About this task — Reproduce all the entries exactly and keep the pictures out.

[[ Exercise materials, beginning ]]

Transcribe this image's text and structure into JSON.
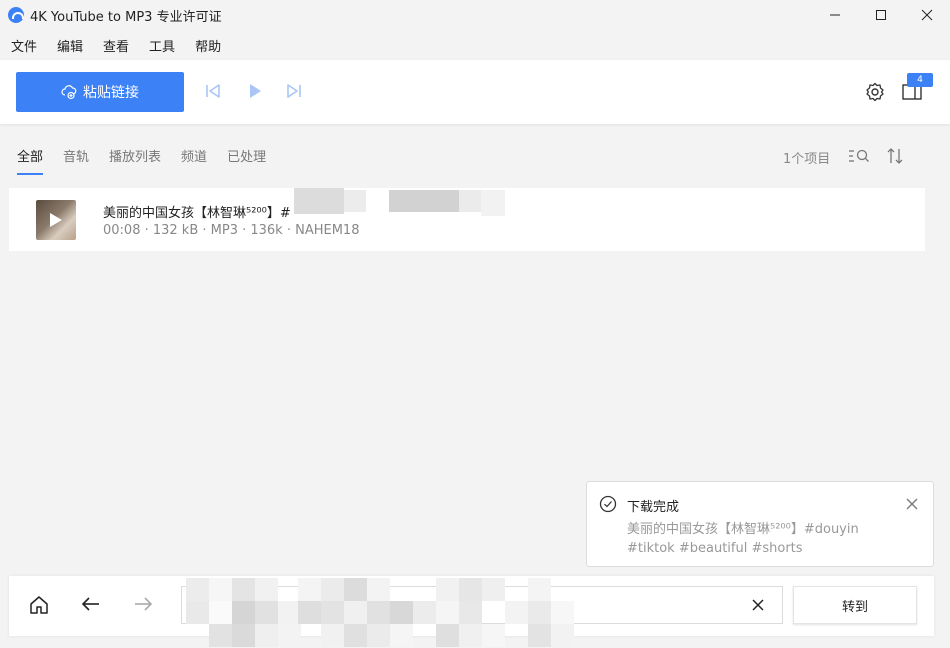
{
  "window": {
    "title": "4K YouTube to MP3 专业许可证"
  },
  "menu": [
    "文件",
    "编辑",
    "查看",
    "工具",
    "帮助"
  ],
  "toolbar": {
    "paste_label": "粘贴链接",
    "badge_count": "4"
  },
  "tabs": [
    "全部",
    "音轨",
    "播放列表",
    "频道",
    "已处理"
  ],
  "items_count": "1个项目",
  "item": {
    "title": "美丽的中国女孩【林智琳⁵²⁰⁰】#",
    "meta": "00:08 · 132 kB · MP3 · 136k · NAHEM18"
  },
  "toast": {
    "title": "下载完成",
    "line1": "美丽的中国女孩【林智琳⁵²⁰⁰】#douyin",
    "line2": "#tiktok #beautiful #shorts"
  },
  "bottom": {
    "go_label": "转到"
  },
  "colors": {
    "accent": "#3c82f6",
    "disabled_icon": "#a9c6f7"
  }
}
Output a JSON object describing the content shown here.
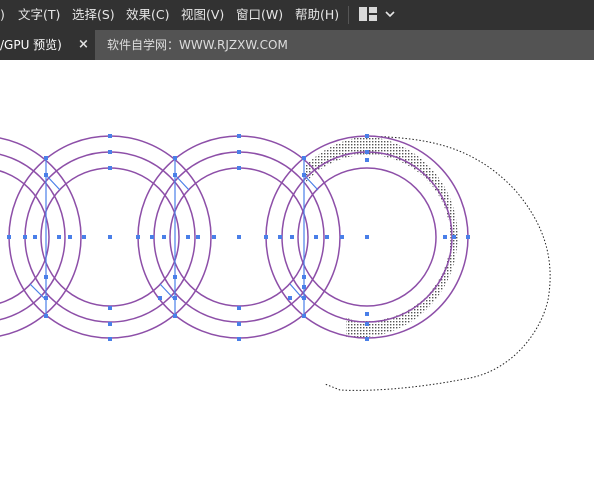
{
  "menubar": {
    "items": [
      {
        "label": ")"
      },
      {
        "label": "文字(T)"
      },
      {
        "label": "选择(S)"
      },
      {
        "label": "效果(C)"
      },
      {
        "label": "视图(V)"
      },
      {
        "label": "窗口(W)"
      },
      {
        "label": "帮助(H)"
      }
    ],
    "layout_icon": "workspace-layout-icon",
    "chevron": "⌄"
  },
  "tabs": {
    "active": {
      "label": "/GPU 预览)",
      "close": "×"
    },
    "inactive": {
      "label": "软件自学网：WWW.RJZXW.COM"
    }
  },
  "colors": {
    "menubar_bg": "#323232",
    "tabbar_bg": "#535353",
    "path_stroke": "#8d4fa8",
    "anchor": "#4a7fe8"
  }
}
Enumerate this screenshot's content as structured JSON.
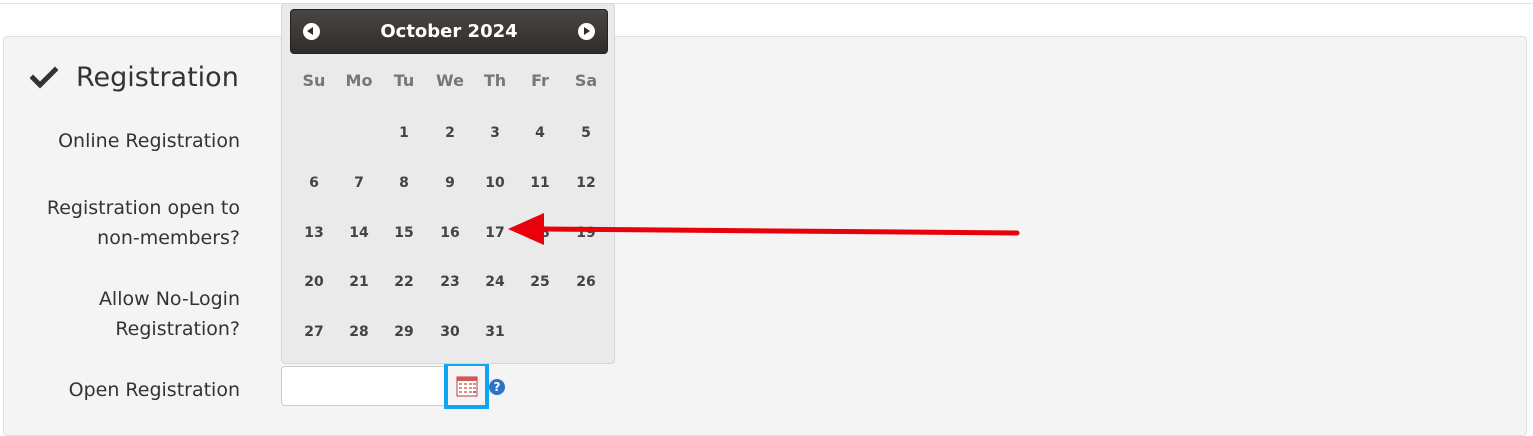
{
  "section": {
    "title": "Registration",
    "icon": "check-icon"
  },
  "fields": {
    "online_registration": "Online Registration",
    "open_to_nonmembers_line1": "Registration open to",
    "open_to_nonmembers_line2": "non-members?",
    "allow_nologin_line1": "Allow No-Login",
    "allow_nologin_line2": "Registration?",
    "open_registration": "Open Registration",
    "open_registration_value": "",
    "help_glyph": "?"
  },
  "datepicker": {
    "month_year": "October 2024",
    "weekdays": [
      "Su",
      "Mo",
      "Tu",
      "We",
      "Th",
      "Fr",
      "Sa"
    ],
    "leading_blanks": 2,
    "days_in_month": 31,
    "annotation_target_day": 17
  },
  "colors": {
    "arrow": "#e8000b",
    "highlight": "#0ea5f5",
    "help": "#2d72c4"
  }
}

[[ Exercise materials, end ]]

Result —
Transcribe this image's text and structure into JSON.
{
  "window": {
    "title": "4K YouTube to MP3 专业许可证"
  },
  "menu": [
    "文件",
    "编辑",
    "查看",
    "工具",
    "帮助"
  ],
  "toolbar": {
    "paste_label": "粘贴链接",
    "badge_count": "4"
  },
  "tabs": [
    "全部",
    "音轨",
    "播放列表",
    "频道",
    "已处理"
  ],
  "items_count": "1个项目",
  "item": {
    "title": "美丽的中国女孩【林智琳⁵²⁰⁰】#",
    "meta": "00:08 · 132 kB · MP3 · 136k · NAHEM18"
  },
  "toast": {
    "title": "下载完成",
    "line1": "美丽的中国女孩【林智琳⁵²⁰⁰】#douyin",
    "line2": "#tiktok #beautiful #shorts"
  },
  "bottom": {
    "go_label": "转到"
  },
  "colors": {
    "accent": "#3c82f6",
    "disabled_icon": "#a9c6f7"
  }
}
Output a JSON object describing the content shown here.
{
  "menubar": {
    "items": [
      {
        "label": ")"
      },
      {
        "label": "文字(T)"
      },
      {
        "label": "选择(S)"
      },
      {
        "label": "效果(C)"
      },
      {
        "label": "视图(V)"
      },
      {
        "label": "窗口(W)"
      },
      {
        "label": "帮助(H)"
      }
    ],
    "layout_icon": "workspace-layout-icon",
    "chevron": "⌄"
  },
  "tabs": {
    "active": {
      "label": "/GPU 预览)",
      "close": "×"
    },
    "inactive": {
      "label": "软件自学网：WWW.RJZXW.COM"
    }
  },
  "colors": {
    "menubar_bg": "#323232",
    "tabbar_bg": "#535353",
    "path_stroke": "#8d4fa8",
    "anchor": "#4a7fe8"
  }
}
Enumerate this screenshot's content as structured JSON.
{
  "section": {
    "title": "Registration",
    "icon": "check-icon"
  },
  "fields": {
    "online_registration": "Online Registration",
    "open_to_nonmembers_line1": "Registration open to",
    "open_to_nonmembers_line2": "non-members?",
    "allow_nologin_line1": "Allow No-Login",
    "allow_nologin_line2": "Registration?",
    "open_registration": "Open Registration",
    "open_registration_value": "",
    "help_glyph": "?"
  },
  "datepicker": {
    "month_year": "October 2024",
    "weekdays": [
      "Su",
      "Mo",
      "Tu",
      "We",
      "Th",
      "Fr",
      "Sa"
    ],
    "leading_blanks": 2,
    "days_in_month": 31,
    "annotation_target_day": 17
  },
  "colors": {
    "arrow": "#e8000b",
    "highlight": "#0ea5f5",
    "help": "#2d72c4"
  }
}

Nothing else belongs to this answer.